Simplenote started out as a plain text notes app on the iPhone, one that was pretty breathtaking compared to the iOS Notes app and early contenders on the App Store. With its slightly skeuomorphic web app and fast sync with native apps on other platforms like the popular Notational Velocity and its forks, it became the notes app of choice for many of us. Yet, it started to grow a tad long in the tooth. Its parent company, Simperium, used Simplenote’s sync technology to help other developers sync data from their apps, and that took the focus away from the less profitable notes app.
Then early this year, Automattic — WordPress.com’s parent company — announced that they’d bought out Simperium and planned to make Simplenote better than ever. Their first investment into the app was giving it the domain name it deserved — Simplenote.com — but the app updates took a bit longer. But they were worth the wait. This fall’s brought a brand-new Simplenote for Mac app that was the first app to use the iOS 7 flat design on the Mac, as well as a redesigned Simplenote for iOS and Android with a similar beautifully clean UI.
And now, that same new design has finally reached Simplenote’s web app. Just head over to app.simplenote.com, login with your account, and you’ll see the same beautifully clean UI with your notes ready to search, view, and edit right in the cloud.
There’s little new in the new Simplenote, other than the new design. Everything else works the very same as before: you can search through your notes, share notes by adding your collaborator’s email address as a tag, format notes with Markdown, and even publish them online (though that seems to not be working just yet). It’s once again the nicest plain text notes app in the cloud. And, its new distinctive flat UI makes it look the most like an iOS 7 app on the web than anything else we’ve used other than the new iCloud web apps. It’s nice, clean, and still works great. And with the new apps, you can use Simplenote everywhere without needing 3rd party apps: on the web, iOS, Android, and the Mac.
The original plain text notes app is back and better than ever, and we couldn’t be happier. Be sure to try it out!
When it comes to writing, the hardest part for me is getting new ideas for articles. I used to just hope I’d remember them long enough to either start writing about them when I had the chance or write down the idea itself in a list. That’s when I started using Wunderlist to manage my writing ideas, but I soon stopped using it since the developers didn’t update the apps with the bug fixes that it needed so badly.

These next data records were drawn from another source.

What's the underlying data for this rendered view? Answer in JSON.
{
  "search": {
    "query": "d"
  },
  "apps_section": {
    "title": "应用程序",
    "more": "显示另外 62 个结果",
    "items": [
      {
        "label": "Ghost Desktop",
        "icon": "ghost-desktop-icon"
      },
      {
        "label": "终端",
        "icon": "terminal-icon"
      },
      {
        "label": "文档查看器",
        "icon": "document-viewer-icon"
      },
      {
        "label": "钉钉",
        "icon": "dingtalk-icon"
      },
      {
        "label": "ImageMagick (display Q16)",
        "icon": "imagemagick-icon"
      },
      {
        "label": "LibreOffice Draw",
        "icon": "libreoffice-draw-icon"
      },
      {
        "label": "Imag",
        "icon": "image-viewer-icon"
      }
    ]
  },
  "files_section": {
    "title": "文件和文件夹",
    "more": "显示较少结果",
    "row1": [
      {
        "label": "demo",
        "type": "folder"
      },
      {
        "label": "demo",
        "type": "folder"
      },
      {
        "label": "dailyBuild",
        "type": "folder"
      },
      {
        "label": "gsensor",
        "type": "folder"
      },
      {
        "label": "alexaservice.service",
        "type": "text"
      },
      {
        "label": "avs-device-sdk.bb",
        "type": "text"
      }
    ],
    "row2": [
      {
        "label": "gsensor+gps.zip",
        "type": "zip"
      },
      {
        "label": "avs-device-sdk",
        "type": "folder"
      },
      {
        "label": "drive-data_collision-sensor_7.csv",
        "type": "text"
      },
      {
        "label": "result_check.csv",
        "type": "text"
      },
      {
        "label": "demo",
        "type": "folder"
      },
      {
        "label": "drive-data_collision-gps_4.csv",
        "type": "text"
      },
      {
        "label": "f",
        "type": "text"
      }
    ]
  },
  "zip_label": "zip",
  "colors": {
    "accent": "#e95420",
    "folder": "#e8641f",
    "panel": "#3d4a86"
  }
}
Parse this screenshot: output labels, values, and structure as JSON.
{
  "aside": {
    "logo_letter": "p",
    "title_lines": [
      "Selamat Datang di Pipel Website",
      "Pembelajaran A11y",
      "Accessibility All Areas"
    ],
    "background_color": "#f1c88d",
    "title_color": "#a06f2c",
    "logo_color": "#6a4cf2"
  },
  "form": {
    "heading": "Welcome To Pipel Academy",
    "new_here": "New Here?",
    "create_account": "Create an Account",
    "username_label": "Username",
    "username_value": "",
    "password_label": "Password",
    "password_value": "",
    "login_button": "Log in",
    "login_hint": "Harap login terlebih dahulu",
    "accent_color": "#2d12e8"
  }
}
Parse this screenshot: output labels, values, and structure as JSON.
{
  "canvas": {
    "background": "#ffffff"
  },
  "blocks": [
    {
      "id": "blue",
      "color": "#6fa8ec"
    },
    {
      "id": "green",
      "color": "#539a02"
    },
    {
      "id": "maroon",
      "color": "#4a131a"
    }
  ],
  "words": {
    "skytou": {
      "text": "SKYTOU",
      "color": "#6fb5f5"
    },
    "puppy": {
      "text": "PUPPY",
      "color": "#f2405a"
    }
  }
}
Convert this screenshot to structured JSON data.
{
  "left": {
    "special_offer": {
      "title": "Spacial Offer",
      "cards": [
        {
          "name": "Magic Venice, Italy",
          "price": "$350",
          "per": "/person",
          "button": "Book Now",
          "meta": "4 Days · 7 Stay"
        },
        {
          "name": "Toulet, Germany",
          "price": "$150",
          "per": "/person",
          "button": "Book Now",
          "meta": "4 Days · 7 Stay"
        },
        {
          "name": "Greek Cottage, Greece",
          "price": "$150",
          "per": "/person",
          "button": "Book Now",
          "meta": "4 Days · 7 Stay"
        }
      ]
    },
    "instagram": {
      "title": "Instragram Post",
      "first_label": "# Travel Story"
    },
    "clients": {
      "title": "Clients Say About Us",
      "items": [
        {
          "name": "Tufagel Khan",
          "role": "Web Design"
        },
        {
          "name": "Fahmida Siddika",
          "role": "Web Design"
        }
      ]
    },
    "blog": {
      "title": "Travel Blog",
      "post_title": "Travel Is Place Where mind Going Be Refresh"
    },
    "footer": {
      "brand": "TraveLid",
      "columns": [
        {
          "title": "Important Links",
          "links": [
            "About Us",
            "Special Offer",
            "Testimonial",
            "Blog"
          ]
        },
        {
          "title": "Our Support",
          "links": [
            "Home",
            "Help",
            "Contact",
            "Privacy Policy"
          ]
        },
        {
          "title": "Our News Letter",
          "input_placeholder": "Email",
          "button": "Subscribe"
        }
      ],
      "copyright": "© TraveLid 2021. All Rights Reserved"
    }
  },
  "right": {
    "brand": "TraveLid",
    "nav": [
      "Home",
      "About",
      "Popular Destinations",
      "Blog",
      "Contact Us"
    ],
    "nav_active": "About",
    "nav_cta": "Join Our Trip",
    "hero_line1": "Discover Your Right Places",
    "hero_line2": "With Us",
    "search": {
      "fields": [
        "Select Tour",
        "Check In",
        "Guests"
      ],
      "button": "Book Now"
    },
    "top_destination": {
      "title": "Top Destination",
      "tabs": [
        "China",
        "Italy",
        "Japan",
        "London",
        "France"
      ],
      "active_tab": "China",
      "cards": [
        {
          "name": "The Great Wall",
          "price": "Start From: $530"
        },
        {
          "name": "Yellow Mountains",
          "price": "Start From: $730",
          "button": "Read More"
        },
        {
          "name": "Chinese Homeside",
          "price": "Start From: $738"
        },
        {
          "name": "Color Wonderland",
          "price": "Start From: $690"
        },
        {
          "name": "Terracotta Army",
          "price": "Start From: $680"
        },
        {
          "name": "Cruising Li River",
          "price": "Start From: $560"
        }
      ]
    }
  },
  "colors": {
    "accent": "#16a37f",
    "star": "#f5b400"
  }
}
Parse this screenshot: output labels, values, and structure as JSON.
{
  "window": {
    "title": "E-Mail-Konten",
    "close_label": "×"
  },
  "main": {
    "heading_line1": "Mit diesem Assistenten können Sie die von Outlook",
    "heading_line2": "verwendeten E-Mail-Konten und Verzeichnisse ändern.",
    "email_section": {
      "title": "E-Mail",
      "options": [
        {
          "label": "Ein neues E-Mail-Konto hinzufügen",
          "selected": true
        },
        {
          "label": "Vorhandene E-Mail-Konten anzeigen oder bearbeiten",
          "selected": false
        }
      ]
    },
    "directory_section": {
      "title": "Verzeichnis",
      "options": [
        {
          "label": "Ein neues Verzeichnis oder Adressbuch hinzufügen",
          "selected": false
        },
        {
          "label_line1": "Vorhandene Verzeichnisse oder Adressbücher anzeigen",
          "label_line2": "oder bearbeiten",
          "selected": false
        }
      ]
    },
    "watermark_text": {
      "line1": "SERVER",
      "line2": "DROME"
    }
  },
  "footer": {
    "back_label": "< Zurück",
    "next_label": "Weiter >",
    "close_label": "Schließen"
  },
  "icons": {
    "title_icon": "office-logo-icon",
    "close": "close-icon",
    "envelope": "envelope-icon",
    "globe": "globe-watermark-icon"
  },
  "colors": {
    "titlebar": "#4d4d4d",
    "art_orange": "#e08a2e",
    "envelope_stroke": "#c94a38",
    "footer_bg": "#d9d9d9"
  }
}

Then one day I had nothing to do and I stumbled upon Simplenote, a note-taking service that’s name pretty much explains itself. You’ve definitely heard of it before, so I’m not going to give you a tour of what it’s able to do, but rather tell you why I like it. In addition, I use Wunderkit (developed by the same people as Wunderlist, but far better) to manage my tasks. I’ll also be giving some thoughts on that in this article, so keep reading for some reasons why you should use these two services to organize your ideas. (more…)
Have you ever tightened a screw in with a key? Or pried a nail out of wood with pliers? Or, perhaps, made a stand for a book or iPad out of a hanger? Chances are, at some time or another, most of us have improvised when we needed a tool but didn’t have one on hand. We’ve emailed files to ourselves before Dropbox, or use the to-do list in Gmail to save quick notes, or pasted text into the search box in a browser to keep it for a few seconds. Just like a monkey stacking boxes to grab a banana, we’re pretty ingenious at getting stuff done with whatever we’ve got at hand.
It’s always interesting to see how others put apps to use. Odds are, each of us use Gmail and Dropbox and other popular tools in slightly different ways. Here’s some of my favorite unique ways to use web apps in ways they weren’t originally designed for. If you’ve got another great way to use a web app in a unique way, we’d love to hear about it in the comments at the end!
Over the past few months, there’s one web app I’ve increasingly relied on to keep up with everything I need to remember and write down. From blog posts to random to-do lists, the bulk of the things I write are saved in Simplenote. Best known as an iOS app, Simplenote’s elegant web app and the wide variety of 3rd party apps that work with it such as Notational Velocity make it work wherever you want. is one of the best examples of an app that’s gotten more features over time and yet stayed fast and simple.
At the heart of Simplenote is Simperium‘s high quality cloud sync engine. No matter what Simplenote-compatible app you’re writing in, your text will be seamlessly synced to the cloud so you can pick up writing from another device. It’s the promise of iCloud’s document sync, available today on almost every device. You can even use it to look back at previous versions of your notes, or share your Markdown formatted notes with the world.
Simplenote has an incredible number of features to be such a simple app, so let’s take a deeper look at its most advanced features, and how you can use it to keep your notes safe.
Whenever an idea hits us, we have a habit of jotting it down somewhere — whether it be on a personal diary, a piece of paper, our cellphones or on some note-taking app. The method of making notes varies from person to person and can be both digitally or traditionally. With the rise and the evolution of smartphones and webapps, most of our note-taking and capturing of ideas have become digital. There are now literally hundreds of note-taking apps out there, each more complicated than the next.
So, to cut your search short for a simple and beautiful note-taking app, we’re going to review an app called Simplenote. Read on for a look at Simplenote.